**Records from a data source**

- - - - - - -

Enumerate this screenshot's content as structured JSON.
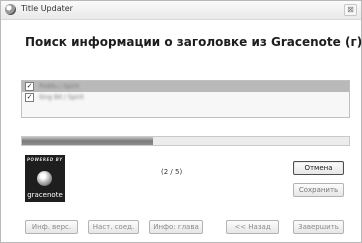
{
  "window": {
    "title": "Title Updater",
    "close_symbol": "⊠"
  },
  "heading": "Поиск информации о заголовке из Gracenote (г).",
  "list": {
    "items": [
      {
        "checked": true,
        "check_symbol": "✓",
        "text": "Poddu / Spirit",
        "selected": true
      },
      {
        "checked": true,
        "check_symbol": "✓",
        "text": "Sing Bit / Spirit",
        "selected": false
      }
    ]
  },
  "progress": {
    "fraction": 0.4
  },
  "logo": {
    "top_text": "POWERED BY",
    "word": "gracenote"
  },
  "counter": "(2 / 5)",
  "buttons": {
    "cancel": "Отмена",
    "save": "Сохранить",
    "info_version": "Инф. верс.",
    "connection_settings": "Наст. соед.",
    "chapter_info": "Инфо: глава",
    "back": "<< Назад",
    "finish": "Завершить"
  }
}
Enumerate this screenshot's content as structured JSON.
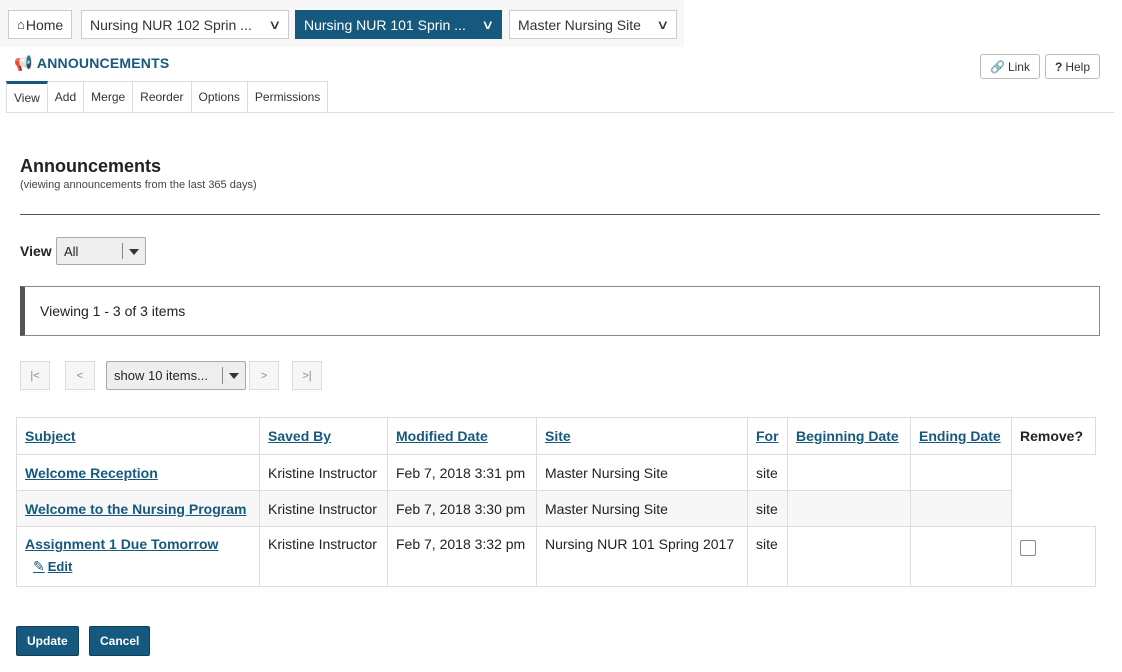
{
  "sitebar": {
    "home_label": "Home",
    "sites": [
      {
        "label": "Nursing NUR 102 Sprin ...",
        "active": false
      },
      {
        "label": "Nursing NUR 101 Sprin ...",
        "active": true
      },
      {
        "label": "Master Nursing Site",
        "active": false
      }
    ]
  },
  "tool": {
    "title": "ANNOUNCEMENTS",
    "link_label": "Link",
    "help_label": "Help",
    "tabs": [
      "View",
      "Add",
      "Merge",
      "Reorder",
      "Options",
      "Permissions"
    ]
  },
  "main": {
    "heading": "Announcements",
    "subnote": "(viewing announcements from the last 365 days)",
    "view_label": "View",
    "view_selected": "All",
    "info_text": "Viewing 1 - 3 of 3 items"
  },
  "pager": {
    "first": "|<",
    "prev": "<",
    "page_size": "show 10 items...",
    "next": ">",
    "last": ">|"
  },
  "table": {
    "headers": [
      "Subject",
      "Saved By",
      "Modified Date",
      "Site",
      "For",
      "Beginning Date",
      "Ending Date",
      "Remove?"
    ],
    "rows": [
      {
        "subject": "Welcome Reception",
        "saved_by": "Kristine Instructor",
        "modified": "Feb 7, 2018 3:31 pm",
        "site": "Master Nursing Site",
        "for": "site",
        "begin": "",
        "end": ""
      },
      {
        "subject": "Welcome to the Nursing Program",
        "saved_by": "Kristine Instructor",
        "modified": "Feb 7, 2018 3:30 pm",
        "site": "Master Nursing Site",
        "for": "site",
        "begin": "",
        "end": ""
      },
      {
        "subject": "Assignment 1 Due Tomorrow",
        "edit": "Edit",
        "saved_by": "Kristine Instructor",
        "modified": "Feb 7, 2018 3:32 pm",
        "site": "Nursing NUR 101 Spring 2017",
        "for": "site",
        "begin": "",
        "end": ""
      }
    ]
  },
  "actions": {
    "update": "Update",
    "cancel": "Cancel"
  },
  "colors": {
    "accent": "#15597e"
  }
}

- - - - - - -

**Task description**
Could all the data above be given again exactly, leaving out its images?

**Result**
Enumerate this screenshot's content as structured JSON.
{
  "window": {
    "title": "Title Updater",
    "close_symbol": "⊠"
  },
  "heading": "Поиск информации о заголовке из Gracenote (г).",
  "list": {
    "items": [
      {
        "checked": true,
        "check_symbol": "✓",
        "text": "Poddu / Spirit",
        "selected": true
      },
      {
        "checked": true,
        "check_symbol": "✓",
        "text": "Sing Bit / Spirit",
        "selected": false
      }
    ]
  },
  "progress": {
    "fraction": 0.4
  },
  "logo": {
    "top_text": "POWERED BY",
    "word": "gracenote"
  },
  "counter": "(2 / 5)",
  "buttons": {
    "cancel": "Отмена",
    "save": "Сохранить",
    "info_version": "Инф. верс.",
    "connection_settings": "Наст. соед.",
    "chapter_info": "Инфо: глава",
    "back": "<< Назад",
    "finish": "Завершить"
  }
}
Enumerate this screenshot's content as structured JSON.
{
  "sitebar": {
    "home_label": "Home",
    "sites": [
      {
        "label": "Nursing NUR 102 Sprin ...",
        "active": false
      },
      {
        "label": "Nursing NUR 101 Sprin ...",
        "active": true
      },
      {
        "label": "Master Nursing Site",
        "active": false
      }
    ]
  },
  "tool": {
    "title": "ANNOUNCEMENTS",
    "link_label": "Link",
    "help_label": "Help",
    "tabs": [
      "View",
      "Add",
      "Merge",
      "Reorder",
      "Options",
      "Permissions"
    ]
  },
  "main": {
    "heading": "Announcements",
    "subnote": "(viewing announcements from the last 365 days)",
    "view_label": "View",
    "view_selected": "All",
    "info_text": "Viewing 1 - 3 of 3 items"
  },
  "pager": {
    "first": "|<",
    "prev": "<",
    "page_size": "show 10 items...",
    "next": ">",
    "last": ">|"
  },
  "table": {
    "headers": [
      "Subject",
      "Saved By",
      "Modified Date",
      "Site",
      "For",
      "Beginning Date",
      "Ending Date",
      "Remove?"
    ],
    "rows": [
      {
        "subject": "Welcome Reception",
        "saved_by": "Kristine Instructor",
        "modified": "Feb 7, 2018 3:31 pm",
        "site": "Master Nursing Site",
        "for": "site",
        "begin": "",
        "end": ""
      },
      {
        "subject": "Welcome to the Nursing Program",
        "saved_by": "Kristine Instructor",
        "modified": "Feb 7, 2018 3:30 pm",
        "site": "Master Nursing Site",
        "for": "site",
        "begin": "",
        "end": ""
      },
      {
        "subject": "Assignment 1 Due Tomorrow",
        "edit": "Edit",
        "saved_by": "Kristine Instructor",
        "modified": "Feb 7, 2018 3:32 pm",
        "site": "Nursing NUR 101 Spring 2017",
        "for": "site",
        "begin": "",
        "end": ""
      }
    ]
  },
  "actions": {
    "update": "Update",
    "cancel": "Cancel"
  },
  "colors": {
    "accent": "#15597e"
  }
}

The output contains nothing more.